- **TASK**
A complete copy of the entries, exactly as written, is the expected result.

- **Dataset rows for apps and sites**
□ □ □ □ □
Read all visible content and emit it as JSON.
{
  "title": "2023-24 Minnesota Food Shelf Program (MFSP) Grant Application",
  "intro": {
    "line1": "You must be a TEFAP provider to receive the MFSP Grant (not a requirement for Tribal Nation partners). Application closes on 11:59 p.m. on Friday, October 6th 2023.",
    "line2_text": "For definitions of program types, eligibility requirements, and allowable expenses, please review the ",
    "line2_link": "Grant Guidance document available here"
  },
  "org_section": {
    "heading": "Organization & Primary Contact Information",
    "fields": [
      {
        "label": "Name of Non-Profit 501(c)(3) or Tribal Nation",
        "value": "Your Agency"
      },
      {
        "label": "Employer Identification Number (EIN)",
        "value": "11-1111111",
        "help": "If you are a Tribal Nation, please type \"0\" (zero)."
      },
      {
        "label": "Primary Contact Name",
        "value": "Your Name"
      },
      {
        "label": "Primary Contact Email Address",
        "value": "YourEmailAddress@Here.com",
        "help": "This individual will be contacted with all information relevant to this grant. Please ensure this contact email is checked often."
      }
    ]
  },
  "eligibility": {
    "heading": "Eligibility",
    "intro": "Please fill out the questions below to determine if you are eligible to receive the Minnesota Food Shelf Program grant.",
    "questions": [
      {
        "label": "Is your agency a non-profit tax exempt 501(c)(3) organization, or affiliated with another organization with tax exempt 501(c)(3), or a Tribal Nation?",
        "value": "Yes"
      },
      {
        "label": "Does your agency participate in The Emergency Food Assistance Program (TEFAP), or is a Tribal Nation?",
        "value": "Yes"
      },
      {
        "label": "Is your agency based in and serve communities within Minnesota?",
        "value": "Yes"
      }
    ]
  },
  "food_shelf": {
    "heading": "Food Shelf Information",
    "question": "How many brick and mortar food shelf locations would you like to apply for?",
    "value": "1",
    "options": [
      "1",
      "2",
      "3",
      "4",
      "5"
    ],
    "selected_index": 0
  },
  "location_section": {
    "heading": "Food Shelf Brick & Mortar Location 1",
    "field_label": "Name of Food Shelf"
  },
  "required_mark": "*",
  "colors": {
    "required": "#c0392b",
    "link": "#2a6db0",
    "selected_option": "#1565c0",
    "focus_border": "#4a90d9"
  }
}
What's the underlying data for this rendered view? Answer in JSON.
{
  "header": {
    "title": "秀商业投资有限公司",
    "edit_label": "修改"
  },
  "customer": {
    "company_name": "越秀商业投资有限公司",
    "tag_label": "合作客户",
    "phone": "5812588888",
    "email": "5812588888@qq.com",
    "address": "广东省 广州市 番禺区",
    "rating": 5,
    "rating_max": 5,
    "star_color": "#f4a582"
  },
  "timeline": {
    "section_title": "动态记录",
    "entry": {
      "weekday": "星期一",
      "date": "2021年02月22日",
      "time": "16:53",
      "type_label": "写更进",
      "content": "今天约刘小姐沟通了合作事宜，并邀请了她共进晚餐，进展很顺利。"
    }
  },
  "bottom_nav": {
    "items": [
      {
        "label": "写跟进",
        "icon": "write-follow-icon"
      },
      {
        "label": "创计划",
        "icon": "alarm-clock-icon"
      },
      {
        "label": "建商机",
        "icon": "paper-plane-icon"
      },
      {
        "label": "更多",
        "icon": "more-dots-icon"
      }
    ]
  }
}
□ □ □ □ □
- **RESULT OF THIS TASK**
Read all visible content and emit it as JSON.
{
  "title": "2023-24 Minnesota Food Shelf Program (MFSP) Grant Application",
  "intro": {
    "line1": "You must be a TEFAP provider to receive the MFSP Grant (not a requirement for Tribal Nation partners). Application closes on 11:59 p.m. on Friday, October 6th 2023.",
    "line2_text": "For definitions of program types, eligibility requirements, and allowable expenses, please review the ",
    "line2_link": "Grant Guidance document available here"
  },
  "org_section": {
    "heading": "Organization & Primary Contact Information",
    "fields": [
      {
        "label": "Name of Non-Profit 501(c)(3) or Tribal Nation",
        "value": "Your Agency"
      },
      {
        "label": "Employer Identification Number (EIN)",
        "value": "11-1111111",
        "help": "If you are a Tribal Nation, please type \"0\" (zero)."
      },
      {
        "label": "Primary Contact Name",
        "value": "Your Name"
      },
      {
        "label": "Primary Contact Email Address",
        "value": "YourEmailAddress@Here.com",
        "help": "This individual will be contacted with all information relevant to this grant. Please ensure this contact email is checked often."
      }
    ]
  },
  "eligibility": {
    "heading": "Eligibility",
    "intro": "Please fill out the questions below to determine if you are eligible to receive the Minnesota Food Shelf Program grant.",
    "questions": [
      {
        "label": "Is your agency a non-profit tax exempt 501(c)(3) organization, or affiliated with another organization with tax exempt 501(c)(3), or a Tribal Nation?",
        "value": "Yes"
      },
      {
        "label": "Does your agency participate in The Emergency Food Assistance Program (TEFAP), or is a Tribal Nation?",
        "value": "Yes"
      },
      {
        "label": "Is your agency based in and serve communities within Minnesota?",
        "value": "Yes"
      }
    ]
  },
  "food_shelf": {
    "heading": "Food Shelf Information",
    "question": "How many brick and mortar food shelf locations would you like to apply for?",
    "value": "1",
    "options": [
      "1",
      "2",
      "3",
      "4",
      "5"
    ],
    "selected_index": 0
  },
  "location_section": {
    "heading": "Food Shelf Brick & Mortar Location 1",
    "field_label": "Name of Food Shelf"
  },
  "required_mark": "*",
  "colors": {
    "required": "#c0392b",
    "link": "#2a6db0",
    "selected_option": "#1565c0",
    "focus_border": "#4a90d9"
  }
}
What's the underlying data for this rendered view? Answer in JSON.
{
  "header": {
    "title": "秀商业投资有限公司",
    "edit_label": "修改"
  },
  "customer": {
    "company_name": "越秀商业投资有限公司",
    "tag_label": "合作客户",
    "phone": "5812588888",
    "email": "5812588888@qq.com",
    "address": "广东省 广州市 番禺区",
    "rating": 5,
    "rating_max": 5,
    "star_color": "#f4a582"
  },
  "timeline": {
    "section_title": "动态记录",
    "entry": {
      "weekday": "星期一",
      "date": "2021年02月22日",
      "time": "16:53",
      "type_label": "写更进",
      "content": "今天约刘小姐沟通了合作事宜，并邀请了她共进晚餐，进展很顺利。"
    }
  },
  "bottom_nav": {
    "items": [
      {
        "label": "写跟进",
        "icon": "write-follow-icon"
      },
      {
        "label": "创计划",
        "icon": "alarm-clock-icon"
      },
      {
        "label": "建商机",
        "icon": "paper-plane-icon"
      },
      {
        "label": "更多",
        "icon": "more-dots-icon"
      }
    ]
  }
}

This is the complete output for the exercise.